Hundreds of people have gathered outside the Japanese prime minister’s office in Tokyo to hold a silent vigil in honour of journalist Kenji Goto, who was executed by Islamic State militants.
In a video released online, IS claimed it had killed the 47-year-old journalist – the second purported beheading of a Japanese hostage in a week – but made no mention of a Jordanian pilot it had also threatened to kill.
Japan has said it was “highly probable” that the video was authentic.
Goto, 47-year-old, had devoted his life to giving a voice to victims, particularly children in conflict zones.
As the country mourned, some 200 people rallied outside the office of prime minister Shinzo Abe, who condemned the killing as “heinous and despicable”.

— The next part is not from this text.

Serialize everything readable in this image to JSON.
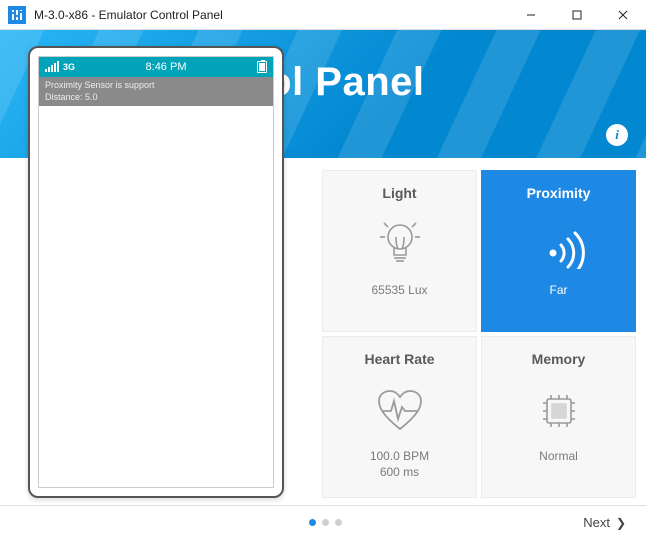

They held signs reading “I am Kenji”, mourning the intrepid journalist by echoing the catchcry of mourners of victims of the shooting at the Paris offices of Charlie Hebdo in early January.
In a show of defiance after the killing, Mr Abe vowed to increase Japan’s humanitarian aid for countries fighting IS militants.
“We will never forgive terrorists,” Mr Abe said, appearing to fight back tears as he spoke.
“The government has been working with the utmost efforts on the issue – I deeply regret that this is the result.”
Mr Abe said Japan would never give in to terrorists and would continue to work with international partners to bring them to justice.
“We will cooperate with the international community to make them atone for their crimes,” he said.
Goto’s mother, Junko Ishido, who earlier appealed for his safe release, appeared before the media in Tokyo after the video was released.
She tearfully pledged to continue her son’s efforts towards making “the world a place without any wars, and to save children from war and poverty”.
“I promise here to carry out his legacy, hopefully with your support,” she told reporters at her home.
“I hope Kenji’s death … [will] contribute to the world however small it may be.”
Bid to save hostage pilot
Jordan vowed to do all it could to save an airman held by IS after Goto’s death was announced.
Jordan’s King Abdullah II denounced Goto’s murder as a “cowardly, criminal act” and said every effort was being made to seek the release of the hero pilot Maaz Kassasbeh, captured after his F-16 plane crashed in Syria in December.
IS vowed to kill Goto and the Jordanian pilot by sunset on Thursday unless Amman handed over an Iraqi female jihadist who is on death row for her role in bombings in the capital that killed 60 people in 2005.
Amman said it would hand her over if it was provided with proof Mr Kassabeh was still alive.
Government spokesman Mohammed al-Momeni pledged Jordan would “do everything it can to save the life and secure the release” of Mr Kassasbeh.
Safi Kassasbeh, the pilot’s father, denounced the killing of Kenji Goto and told AFP the Jordanian “government is responsible” for his son’s fate.
“Maaz is our son and a son of the military, and the government is responsible for him,” said Safi Kassasbeh, who in previous days urged authorities to seek his son’s release “at any price”.